That leads me to ask one or two brief questions of the noble Lord, Lord Shepherd. Do the Government really think that the lists of exemptions in Article 3(2)(a) and (b) are complete? In another place the Minister was asked why child-care officers had not been included. The claim of probation officers could equally be advanced in your Lordships' House. Often such people carry goods related to their professions in light vans or dual-purpose vehicles. Here comes an associated point, which I must say makes the matter to me even more muddled. How on earth can drivers' hours be enforced in respect of dual-purpose vehicles when all these are, by Government policy, to be exempt utterly from the new quality licensing system, the operators' licensing, when it comes into force? How are the police to distinguish between noble Lords who drive into London in estate cars carrying nothing and other noble Lords who carry goods connected with the businesses in which they happen to be engaged? How are the police to know when such goods were loaded or off-loaded?

All these matters, and many more, will be relevant, because by Government policy these vehicles are not to be separately licensed when the operators' licensing comes into force; and I suspect that it may well be that eventually dual-purpose vehicles and light vans will have to be exempt from Part VI of the 1968 Act.
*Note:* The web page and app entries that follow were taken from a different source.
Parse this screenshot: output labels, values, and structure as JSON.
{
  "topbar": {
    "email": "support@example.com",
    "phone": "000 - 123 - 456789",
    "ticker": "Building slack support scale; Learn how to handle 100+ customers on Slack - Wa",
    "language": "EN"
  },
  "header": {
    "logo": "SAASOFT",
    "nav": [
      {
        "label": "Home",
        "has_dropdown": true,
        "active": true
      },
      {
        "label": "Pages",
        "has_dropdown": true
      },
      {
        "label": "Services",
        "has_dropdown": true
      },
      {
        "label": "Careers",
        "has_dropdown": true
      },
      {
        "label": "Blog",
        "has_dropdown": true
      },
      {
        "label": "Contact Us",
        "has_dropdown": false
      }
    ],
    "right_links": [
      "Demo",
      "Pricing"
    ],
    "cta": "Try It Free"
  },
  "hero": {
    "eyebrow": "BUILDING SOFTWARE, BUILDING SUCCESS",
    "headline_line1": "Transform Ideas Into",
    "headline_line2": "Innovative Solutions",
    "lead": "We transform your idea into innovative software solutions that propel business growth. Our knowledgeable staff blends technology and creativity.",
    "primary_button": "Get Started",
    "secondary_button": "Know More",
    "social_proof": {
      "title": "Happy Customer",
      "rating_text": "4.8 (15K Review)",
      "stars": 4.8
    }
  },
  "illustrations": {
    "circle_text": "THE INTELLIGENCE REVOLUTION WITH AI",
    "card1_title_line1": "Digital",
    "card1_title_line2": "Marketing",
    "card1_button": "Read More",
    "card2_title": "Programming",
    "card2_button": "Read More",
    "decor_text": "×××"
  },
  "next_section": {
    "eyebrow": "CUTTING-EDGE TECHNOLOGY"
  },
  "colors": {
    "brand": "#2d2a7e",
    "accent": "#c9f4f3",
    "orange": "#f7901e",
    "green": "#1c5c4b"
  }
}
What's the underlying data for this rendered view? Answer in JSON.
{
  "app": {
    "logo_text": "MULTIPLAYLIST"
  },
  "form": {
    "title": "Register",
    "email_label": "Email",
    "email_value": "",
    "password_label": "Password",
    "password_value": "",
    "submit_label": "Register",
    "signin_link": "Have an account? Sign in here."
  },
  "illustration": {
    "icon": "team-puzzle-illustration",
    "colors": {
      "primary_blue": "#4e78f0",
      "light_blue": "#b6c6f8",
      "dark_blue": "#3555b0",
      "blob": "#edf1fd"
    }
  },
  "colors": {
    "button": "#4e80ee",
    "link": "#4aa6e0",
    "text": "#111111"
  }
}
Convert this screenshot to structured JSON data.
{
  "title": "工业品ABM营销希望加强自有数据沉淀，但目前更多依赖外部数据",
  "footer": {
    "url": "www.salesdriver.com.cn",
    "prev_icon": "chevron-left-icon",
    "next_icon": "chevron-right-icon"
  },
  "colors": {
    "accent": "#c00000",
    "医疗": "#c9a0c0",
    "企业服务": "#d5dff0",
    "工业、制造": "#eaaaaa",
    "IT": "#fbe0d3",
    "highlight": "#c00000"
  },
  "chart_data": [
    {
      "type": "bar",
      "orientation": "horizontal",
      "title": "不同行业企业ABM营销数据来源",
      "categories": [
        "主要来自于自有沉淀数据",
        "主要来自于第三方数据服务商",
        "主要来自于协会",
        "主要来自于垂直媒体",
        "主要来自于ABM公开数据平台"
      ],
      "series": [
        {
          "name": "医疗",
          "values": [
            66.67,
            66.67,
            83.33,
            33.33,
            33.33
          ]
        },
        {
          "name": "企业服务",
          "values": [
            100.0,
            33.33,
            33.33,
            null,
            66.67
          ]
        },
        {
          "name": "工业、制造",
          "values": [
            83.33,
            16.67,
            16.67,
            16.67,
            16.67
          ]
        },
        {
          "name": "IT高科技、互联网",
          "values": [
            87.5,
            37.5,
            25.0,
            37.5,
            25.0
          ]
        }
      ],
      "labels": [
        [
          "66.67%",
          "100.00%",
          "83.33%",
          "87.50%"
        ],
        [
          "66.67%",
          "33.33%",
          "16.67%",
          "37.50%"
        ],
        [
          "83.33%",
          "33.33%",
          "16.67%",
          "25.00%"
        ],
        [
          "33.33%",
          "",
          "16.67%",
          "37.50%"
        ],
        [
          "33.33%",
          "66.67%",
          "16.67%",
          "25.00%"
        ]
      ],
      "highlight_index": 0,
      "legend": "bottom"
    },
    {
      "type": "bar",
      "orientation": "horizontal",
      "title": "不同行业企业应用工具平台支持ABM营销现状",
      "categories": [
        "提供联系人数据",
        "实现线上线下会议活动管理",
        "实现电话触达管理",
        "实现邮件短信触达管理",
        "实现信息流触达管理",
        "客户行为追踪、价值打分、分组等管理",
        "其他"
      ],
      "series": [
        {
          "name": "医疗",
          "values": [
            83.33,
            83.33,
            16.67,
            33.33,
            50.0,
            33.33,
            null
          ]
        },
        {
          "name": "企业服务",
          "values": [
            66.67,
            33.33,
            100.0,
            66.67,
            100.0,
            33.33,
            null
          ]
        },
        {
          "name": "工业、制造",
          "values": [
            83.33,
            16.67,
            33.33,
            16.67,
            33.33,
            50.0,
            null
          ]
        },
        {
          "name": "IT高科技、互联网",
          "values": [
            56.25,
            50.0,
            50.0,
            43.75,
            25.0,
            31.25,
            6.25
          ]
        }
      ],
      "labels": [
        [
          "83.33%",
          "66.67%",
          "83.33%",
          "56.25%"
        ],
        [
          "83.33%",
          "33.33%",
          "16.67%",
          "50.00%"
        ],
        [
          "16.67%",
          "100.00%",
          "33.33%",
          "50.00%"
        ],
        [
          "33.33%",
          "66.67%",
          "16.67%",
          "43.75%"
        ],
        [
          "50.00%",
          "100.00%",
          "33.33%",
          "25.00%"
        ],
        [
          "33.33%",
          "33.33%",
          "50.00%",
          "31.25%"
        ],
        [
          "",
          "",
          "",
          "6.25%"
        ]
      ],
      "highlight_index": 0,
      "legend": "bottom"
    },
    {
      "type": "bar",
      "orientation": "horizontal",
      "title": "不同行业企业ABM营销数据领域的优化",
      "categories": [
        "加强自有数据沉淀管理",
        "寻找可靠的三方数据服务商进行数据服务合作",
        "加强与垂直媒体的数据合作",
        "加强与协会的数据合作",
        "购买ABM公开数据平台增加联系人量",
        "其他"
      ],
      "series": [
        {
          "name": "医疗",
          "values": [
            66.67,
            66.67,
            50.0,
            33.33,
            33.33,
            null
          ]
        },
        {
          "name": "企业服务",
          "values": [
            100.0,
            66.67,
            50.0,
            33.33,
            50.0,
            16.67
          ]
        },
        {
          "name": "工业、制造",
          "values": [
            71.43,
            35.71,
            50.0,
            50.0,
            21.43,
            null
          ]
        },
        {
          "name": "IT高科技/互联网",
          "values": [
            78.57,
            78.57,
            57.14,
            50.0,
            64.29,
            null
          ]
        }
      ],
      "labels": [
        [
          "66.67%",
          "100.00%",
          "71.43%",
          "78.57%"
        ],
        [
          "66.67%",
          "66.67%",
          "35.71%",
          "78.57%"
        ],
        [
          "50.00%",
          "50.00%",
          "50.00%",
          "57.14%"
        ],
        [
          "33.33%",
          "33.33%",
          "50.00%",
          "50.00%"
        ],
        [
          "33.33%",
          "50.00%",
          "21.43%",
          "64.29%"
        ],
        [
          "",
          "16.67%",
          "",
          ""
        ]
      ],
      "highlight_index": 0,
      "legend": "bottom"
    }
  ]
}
May I also ask the noble Lord to throw a little more light on the exemption which is afforded to commercial travellers under the Order? Certainly in another place the Minister was most helpful in trying to clarify this, but Mr. Mulley also said that observations of Ministers are not necessarily of interest to a court. Indeed, they are not; but in such cases it is the Ministry who is prosecutor, and I feel that the Government have a responsibility to explain a little more precisely how far the commercial travellers' exemption extends. All are grateful for this guide which the Ministry of Transport have issued, but whether 20 pages of closely set type sets the matter out clearly, as the Minister believes, or is a reflection on the unnecessary complications of legislation under this Government, as we on this side believe, is a matter of opinion.

Lastly, may I ask the Government whether an undertaking can be given now to watch how these Regulations develop? For at the end of the day what is the principle behind Articles 3 and 4 of this Order? Is it not simply a question of expediency? Therefore, will the Ministry keep a flexible approach in enforcing Part VI of the Act in the early stages after March 1; and will the Government be prepared to introduce further exemptions if such are found to be necessary?